-- Input records follows --

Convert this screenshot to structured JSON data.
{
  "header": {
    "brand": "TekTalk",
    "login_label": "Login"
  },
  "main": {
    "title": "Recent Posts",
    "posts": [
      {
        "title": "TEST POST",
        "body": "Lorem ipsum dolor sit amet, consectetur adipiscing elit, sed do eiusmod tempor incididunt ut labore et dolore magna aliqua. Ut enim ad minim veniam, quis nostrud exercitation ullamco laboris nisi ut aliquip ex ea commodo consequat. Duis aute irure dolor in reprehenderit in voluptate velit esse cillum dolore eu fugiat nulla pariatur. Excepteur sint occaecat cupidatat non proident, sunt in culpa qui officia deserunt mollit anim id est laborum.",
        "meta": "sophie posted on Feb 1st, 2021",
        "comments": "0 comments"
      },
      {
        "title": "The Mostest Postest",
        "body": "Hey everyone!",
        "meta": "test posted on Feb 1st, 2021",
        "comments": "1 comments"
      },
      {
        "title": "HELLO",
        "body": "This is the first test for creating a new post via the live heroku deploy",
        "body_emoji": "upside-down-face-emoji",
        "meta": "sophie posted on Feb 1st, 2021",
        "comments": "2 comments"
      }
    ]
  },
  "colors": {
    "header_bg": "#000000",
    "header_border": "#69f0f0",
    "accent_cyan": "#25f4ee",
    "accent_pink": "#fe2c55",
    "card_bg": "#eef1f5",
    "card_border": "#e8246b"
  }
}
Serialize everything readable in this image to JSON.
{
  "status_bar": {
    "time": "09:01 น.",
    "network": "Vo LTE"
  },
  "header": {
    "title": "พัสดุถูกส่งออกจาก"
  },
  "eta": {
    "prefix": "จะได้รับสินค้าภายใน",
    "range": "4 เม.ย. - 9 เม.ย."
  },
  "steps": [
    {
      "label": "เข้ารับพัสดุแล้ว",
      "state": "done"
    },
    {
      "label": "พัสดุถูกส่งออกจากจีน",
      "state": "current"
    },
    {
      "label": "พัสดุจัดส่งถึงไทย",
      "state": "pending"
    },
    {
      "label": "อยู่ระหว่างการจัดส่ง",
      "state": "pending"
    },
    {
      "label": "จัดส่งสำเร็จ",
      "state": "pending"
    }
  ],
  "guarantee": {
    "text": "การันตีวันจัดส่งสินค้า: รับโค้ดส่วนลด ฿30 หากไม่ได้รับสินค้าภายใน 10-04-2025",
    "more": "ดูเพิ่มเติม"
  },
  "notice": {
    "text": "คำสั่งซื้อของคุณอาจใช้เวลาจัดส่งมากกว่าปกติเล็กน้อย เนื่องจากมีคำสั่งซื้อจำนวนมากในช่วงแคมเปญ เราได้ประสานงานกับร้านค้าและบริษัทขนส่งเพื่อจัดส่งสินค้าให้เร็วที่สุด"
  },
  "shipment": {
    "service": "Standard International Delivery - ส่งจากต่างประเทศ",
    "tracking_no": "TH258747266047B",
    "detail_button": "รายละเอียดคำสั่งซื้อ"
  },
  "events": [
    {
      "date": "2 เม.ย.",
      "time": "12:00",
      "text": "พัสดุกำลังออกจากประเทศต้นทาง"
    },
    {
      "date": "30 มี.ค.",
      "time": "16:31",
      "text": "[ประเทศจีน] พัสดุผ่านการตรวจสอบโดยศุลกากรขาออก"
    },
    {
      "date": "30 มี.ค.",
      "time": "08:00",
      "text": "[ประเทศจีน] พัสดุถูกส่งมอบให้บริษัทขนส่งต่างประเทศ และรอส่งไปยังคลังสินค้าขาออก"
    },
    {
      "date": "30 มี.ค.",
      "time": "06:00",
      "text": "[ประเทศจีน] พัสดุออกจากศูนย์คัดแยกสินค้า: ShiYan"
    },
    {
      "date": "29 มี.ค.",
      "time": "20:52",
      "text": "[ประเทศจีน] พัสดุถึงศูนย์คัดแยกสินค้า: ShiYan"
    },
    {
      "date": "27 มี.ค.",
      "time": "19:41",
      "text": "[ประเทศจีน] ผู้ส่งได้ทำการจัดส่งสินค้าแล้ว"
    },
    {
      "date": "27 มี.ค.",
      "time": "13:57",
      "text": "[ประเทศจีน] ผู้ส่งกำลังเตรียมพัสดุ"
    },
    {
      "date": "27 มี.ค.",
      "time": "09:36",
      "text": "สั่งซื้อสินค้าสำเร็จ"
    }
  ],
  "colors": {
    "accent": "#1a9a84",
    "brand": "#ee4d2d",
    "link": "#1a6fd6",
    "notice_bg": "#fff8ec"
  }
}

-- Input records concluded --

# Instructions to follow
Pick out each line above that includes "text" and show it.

# Your solution
    "text": "การันตีวันจัดส่งสินค้า: รับโค้ดส่วนลด ฿30 หากไม่ได้รับสินค้าภายใน 10-04-2025",
    "text": "คำสั่งซื้อของคุณอาจใช้เวลาจัดส่งมากกว่าปกติเล็กน้อย เนื่องจากมีคำสั่งซื้อจำนวนมากในช่วงแคมเปญ เราได้ประสานงานกับร้านค้าและบริษัทขนส่งเพื่อจัดส่งสินค้าให้เร็วที่สุด"
      "text": "พัสดุกำลังออกจากประเทศต้นทาง"
      "text": "[ประเทศจีน] พัสดุผ่านการตรวจสอบโดยศุลกากรขาออก"
      "text": "[ประเทศจีน] พัสดุถูกส่งมอบให้บริษัทขนส่งต่างประเทศ และรอส่งไปยังคลังสินค้าขาออก"
      "text": "[ประเทศจีน] พัสดุออกจากศูนย์คัดแยกสินค้า: ShiYan"
      "text": "[ประเทศจีน] พัสดุถึงศูนย์คัดแยกสินค้า: ShiYan"
      "text": "[ประเทศจีน] ผู้ส่งได้ทำการจัดส่งสินค้าแล้ว"
      "text": "[ประเทศจีน] ผู้ส่งกำลังเตรียมพัสดุ"
      "text": "สั่งซื้อสินค้าสำเร็จ"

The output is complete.